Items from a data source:
*** Block opens ***

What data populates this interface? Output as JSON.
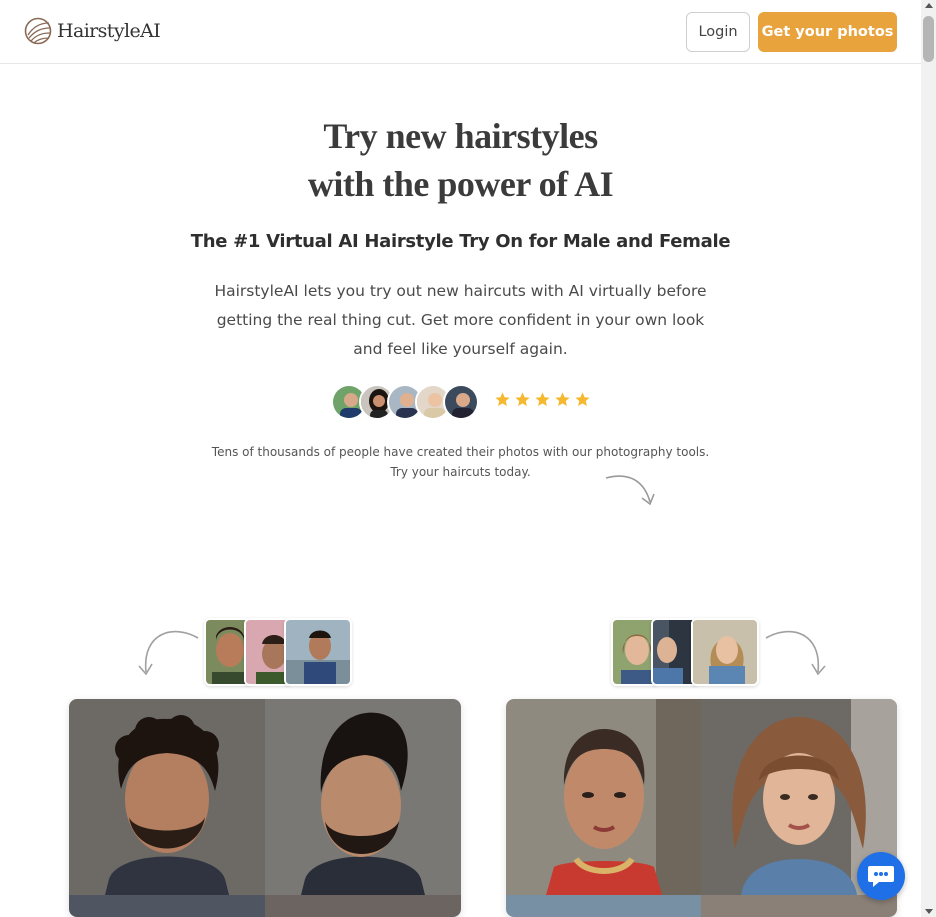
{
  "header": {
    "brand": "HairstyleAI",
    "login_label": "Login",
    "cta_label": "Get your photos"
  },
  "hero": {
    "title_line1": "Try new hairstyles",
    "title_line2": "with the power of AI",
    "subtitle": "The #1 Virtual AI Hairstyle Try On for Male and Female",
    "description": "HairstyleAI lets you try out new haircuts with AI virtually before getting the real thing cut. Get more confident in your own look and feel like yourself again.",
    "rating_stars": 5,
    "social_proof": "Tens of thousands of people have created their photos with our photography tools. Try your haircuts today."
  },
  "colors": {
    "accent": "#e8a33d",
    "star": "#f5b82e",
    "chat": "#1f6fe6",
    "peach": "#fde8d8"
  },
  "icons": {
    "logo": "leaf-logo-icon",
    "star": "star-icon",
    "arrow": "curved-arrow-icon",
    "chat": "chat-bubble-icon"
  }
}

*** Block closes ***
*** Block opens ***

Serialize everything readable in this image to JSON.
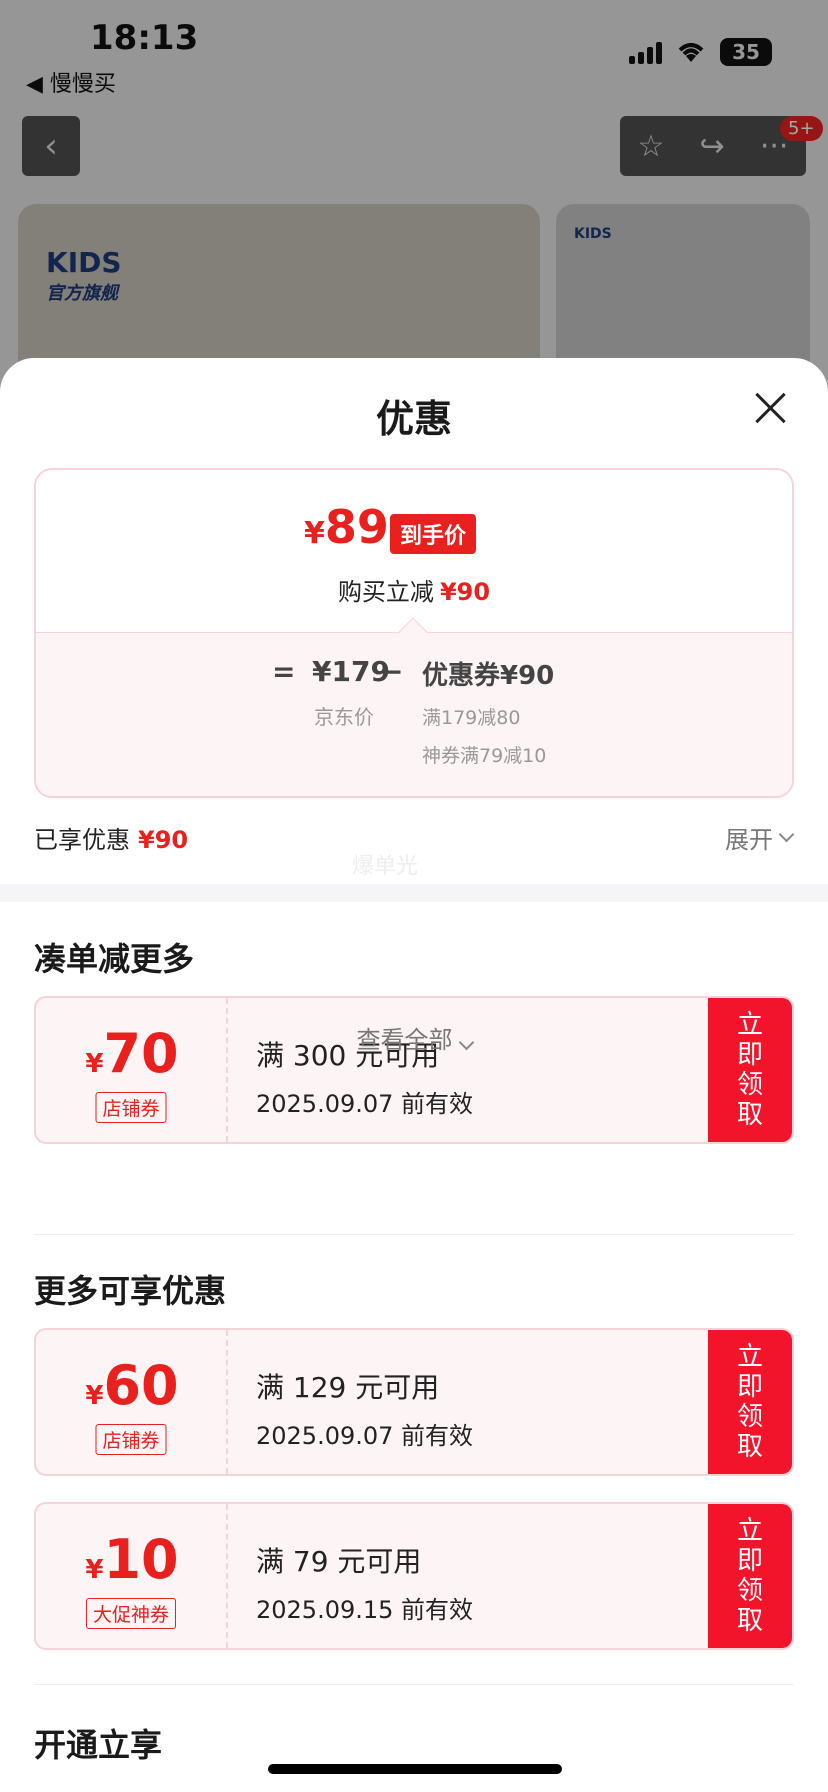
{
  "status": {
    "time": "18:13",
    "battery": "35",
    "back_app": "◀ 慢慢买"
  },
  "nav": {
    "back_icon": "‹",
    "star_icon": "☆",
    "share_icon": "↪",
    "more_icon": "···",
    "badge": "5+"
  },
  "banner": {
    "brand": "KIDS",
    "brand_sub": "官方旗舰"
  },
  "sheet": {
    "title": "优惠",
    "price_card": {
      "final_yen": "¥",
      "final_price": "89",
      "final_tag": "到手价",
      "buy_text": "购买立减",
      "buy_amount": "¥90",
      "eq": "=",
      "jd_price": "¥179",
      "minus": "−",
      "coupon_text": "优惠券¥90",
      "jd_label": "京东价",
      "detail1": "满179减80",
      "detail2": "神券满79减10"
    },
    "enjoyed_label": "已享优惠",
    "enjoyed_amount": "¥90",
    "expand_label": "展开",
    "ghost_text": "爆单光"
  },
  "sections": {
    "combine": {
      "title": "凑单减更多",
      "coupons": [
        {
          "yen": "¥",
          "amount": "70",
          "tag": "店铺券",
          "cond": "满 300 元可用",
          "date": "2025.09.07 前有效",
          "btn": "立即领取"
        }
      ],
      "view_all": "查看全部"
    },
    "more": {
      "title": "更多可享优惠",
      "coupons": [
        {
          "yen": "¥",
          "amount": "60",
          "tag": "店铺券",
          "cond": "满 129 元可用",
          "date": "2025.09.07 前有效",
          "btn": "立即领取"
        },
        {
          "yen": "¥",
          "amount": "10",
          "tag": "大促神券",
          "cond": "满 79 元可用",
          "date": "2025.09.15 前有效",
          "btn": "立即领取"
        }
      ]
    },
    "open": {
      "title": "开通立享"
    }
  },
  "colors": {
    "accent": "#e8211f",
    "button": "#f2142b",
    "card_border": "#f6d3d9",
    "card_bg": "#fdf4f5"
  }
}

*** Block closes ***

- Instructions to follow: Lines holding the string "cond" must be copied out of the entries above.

- Output for this exercise:
          "cond": "满 300 元可用",
          "cond": "满 129 元可用",
          "cond": "满 79 元可用",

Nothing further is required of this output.